At a recent presentation to business owners, an owner told me the following: Despite the economy, his business hasn’t lost a beat. The company is doing better than ever. Yet he had a business appraisal done and his business is worth less than it used to be. How can that happen?
This business owner is the victim of a buyer’s market. The recent economic downturn has not only hurt the profitability of many companies; it has also limited the number of viable buyers for businesses. Less liquidity, less financing and less demand translates into lower values and fewer parties able and willing to buy businesses.
Private business owners, whether selling internally or externally, must act now to review their business values and buy-sell plans, and to adjust their exit plans. Failure to do so can mean delayed retirement, unfulfilled estate plans and unnecessary business failures.
The current economy can be a two-edged sword of opportunity for owners who get ahead of this issue and a potential disaster for those who don’t. One potentially effective way to get ahead of the issue is to perform a buy-sell review.
What is a buy-sell review?
A buy-sell review entails more than having an attorney review the language of a buy-sell agreement.
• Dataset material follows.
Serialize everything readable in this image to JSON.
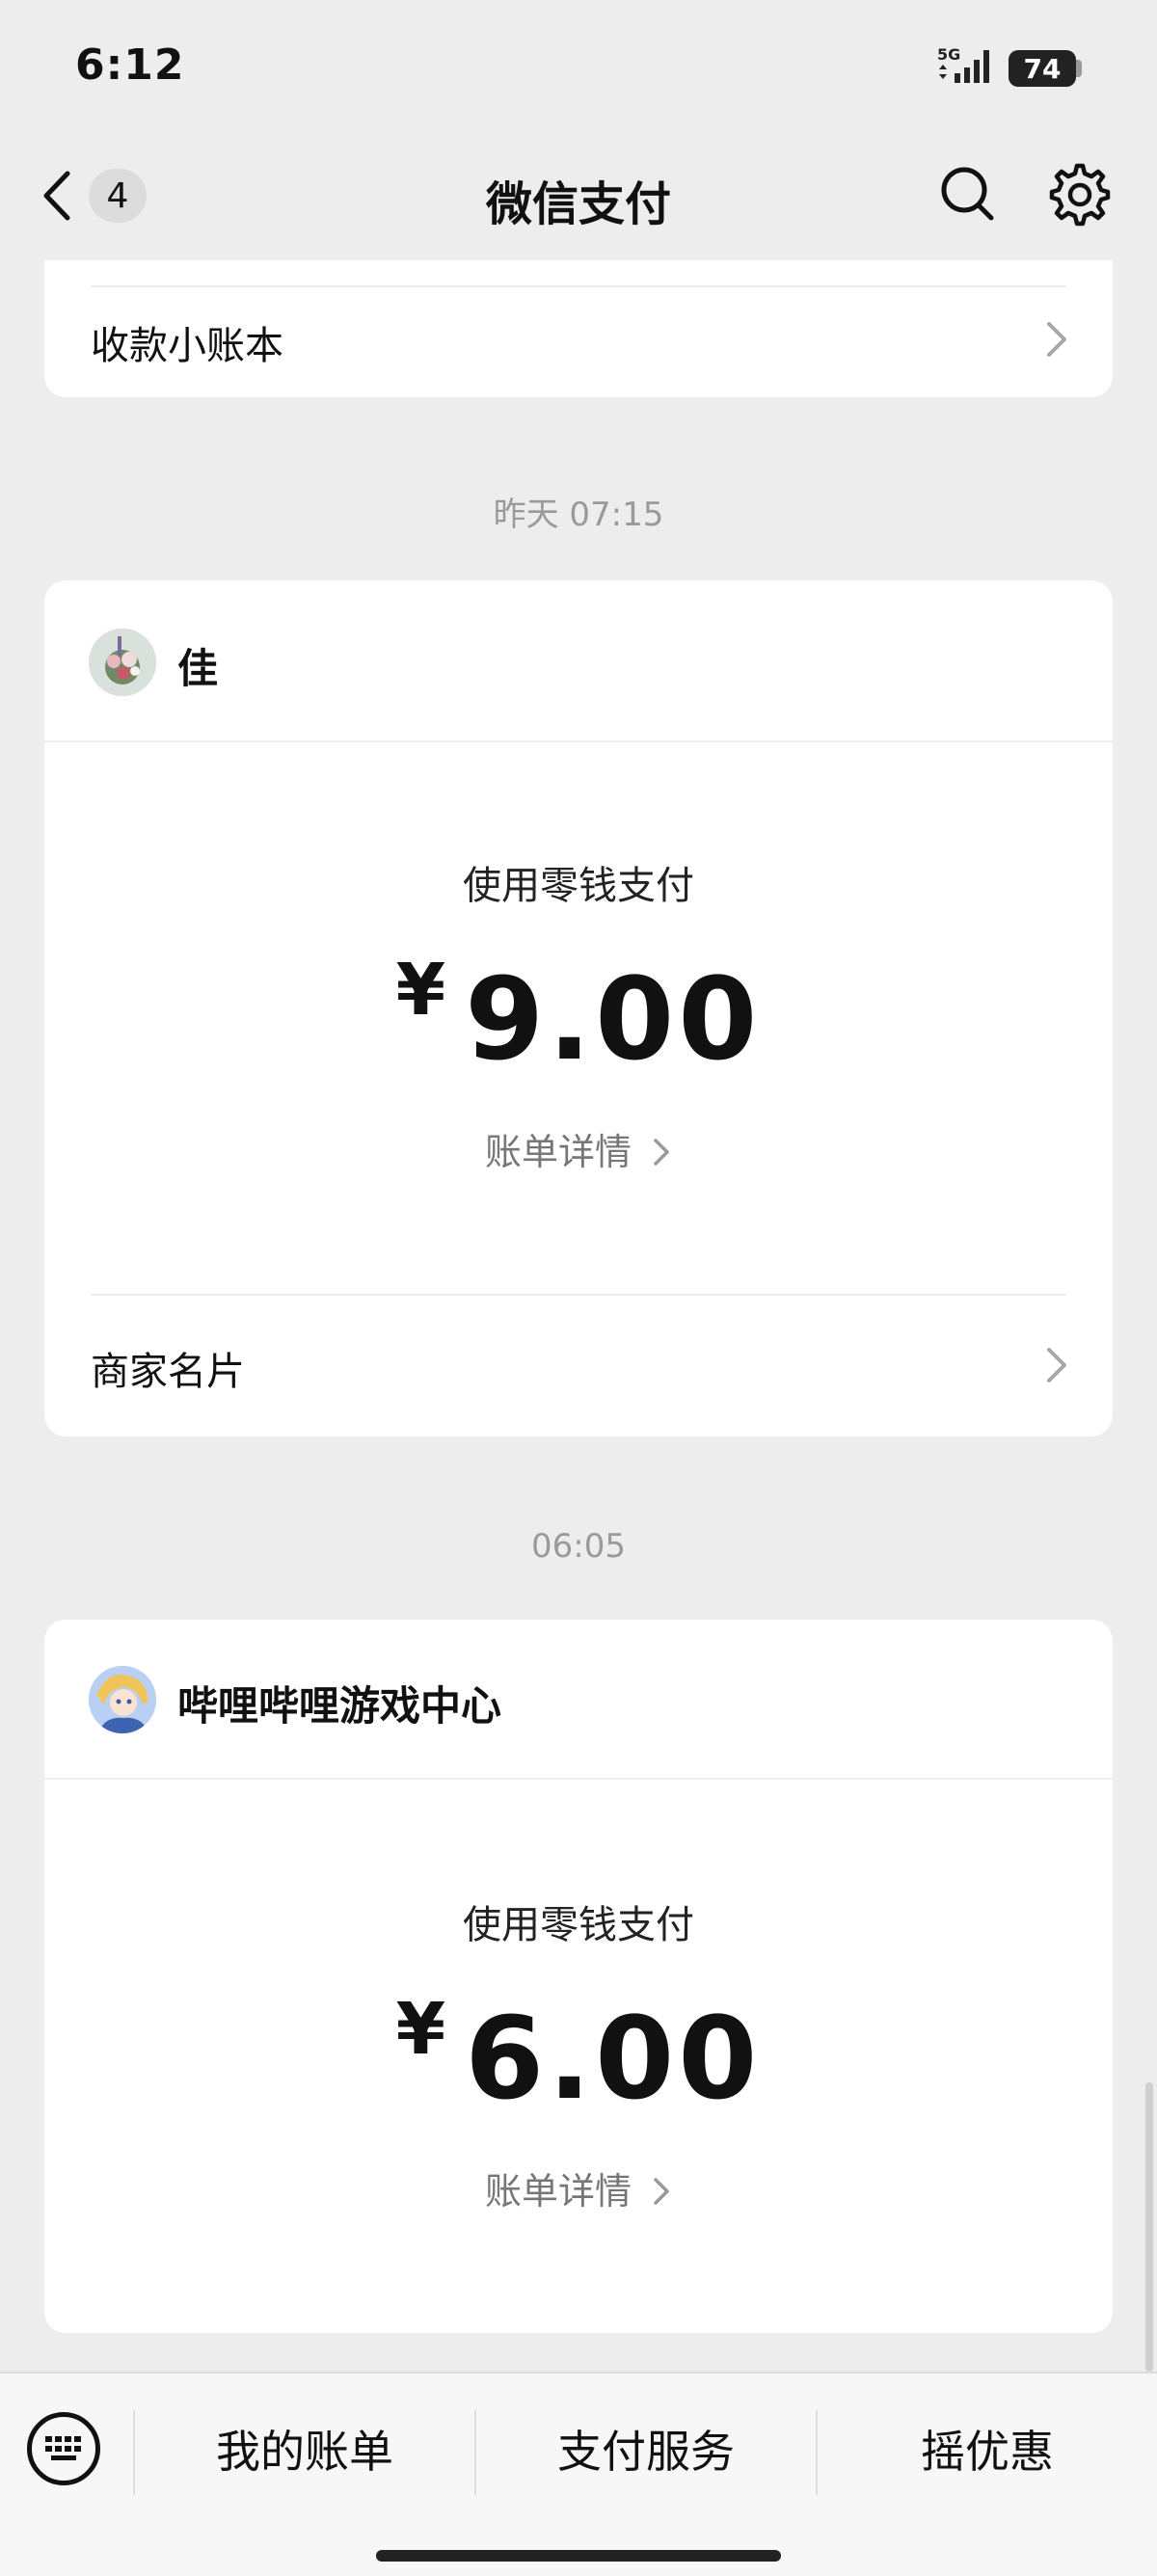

There are 3 key elements to a review. First, the business must be valued. Second, there should be a review of existing agreements that involve the disposition of the business. Finally, a review needs to be made of the funding for the exit plan.
The object is to determine if the designated business value is accurate in this changed economy. The agreement is reflective of the intended exit plan and the funding is in place to make the plan actually viable. Failure of any one of these elements can mean failure of the entire exit strategy.
In an environment where business and asset values are lower than in past years, a buy-sell review can be a particularly important business planning step. The economy-driven changes in valuations can cause unwanted outcomes such as:
? Overpaying for a partner’s ownership interest;
? Inability to buy an interest because of reduced credit lines
? Insurance that is misaligned to the buy-sell terms.
Further, as exemplified by the business owner quandary mentioned above, the economic conditions may have changed an otherwise valid valuation or buy-sell agreement. For example, consider a business owner who had a $5 million estate when she set up her estate plan 3 years ago. On the advice of her attorney, she set up a bypass trust for which the federal estate tax exemption ($2 million at the time) would pass to her children; the remainder would pass to her husband.
The increased federal estate tax exemption and a lowered business value may cause this well crafted plan to fail under current conditions. Assume that her business (and estate) is now only worth $3.5 million and the federal exemption has risen to $3.5 million. If she were to die this year, all of her estate would go to her children, disinheriting her husband. This is an unintended outcome, in part caused by a significant change in the value of her business. A buy-sell review can help avert this outcome.
Kick-starting the exit plan
By gathering the appropriate documents and working with the business owner’s other advisors, the insurance professional can be the spark that lights the review of the owner’s exit plan. If necessary, the business will be revalued, the agreement reviewed and the funding revised.
A business valuation is the cornerstone of the exit planning process. Without an accurate idea of the true value, the exit plan is more theory than fact. Typically a business valuation includes several formulas, some based on assets, some on earnings, and some on industry benchmarking.
Once a range of values is determined, the owner can work with advisors to determine which value to use for buy-sell agreements, executive benefits and family transfers. The business valuation can also help the owner assess shortfalls in the family’s finances and explore ways to increase the value of the business for a future sale.
Buy-sell agreement review
Next, existing buy-sell arrangements should be reviewed. The agreement may be a standalone document or part of a business operation document, for example an LLC formation agreement. Aside from the legal aspects, the review allows the advisor to see if the document aligns with the owner’s exit planning expectations.
Among the questions to be asked: Does the value stated in the agreement accord with the business valuation? Is there a disposition of the business in the event of a disability? Is the definition of disability the same as any disability insurance funding? Are all the intended buyers and sellers parties to the agreement? Have spouses signed off on the agreement? And does the agreement coordinate with the planned-for funding?
Without adequate funding, a buy-sell agreement is an expensive piece of paper. Funding may come in various forms, but it is important to determine the sources in advance and put them in the agreement. Funding can come from earnings, financing, tax savings or be pre-funded in the form of life insurance.
Even if life insurance is in place, it is not enough to confirm that there is adequate coverage and assume the review is complete. The review should determine if the policies are properly held (for example, cross-owned for a cross-purchase plan) and adequately funded.
Are they the right policies for the plan? Do they address both living and death-time transfers of the business? In sum, will the funding plan help make the execution of the buy-sell agreement successful for the business, the owner and other interested parties?
Assuring a Successful Exit
Virtually all business owners have been affected by the economic downturn. A buy-sell review is a coordinated process that should be performed currently in order to help assure a successful exit from the business.
Steve Parrish, JD, CLU, ChFC, RHU, is a national advanced solutions consultant with the Principal Financial Group, Des Moines, Iowa. You may e-mail him at email@example.com.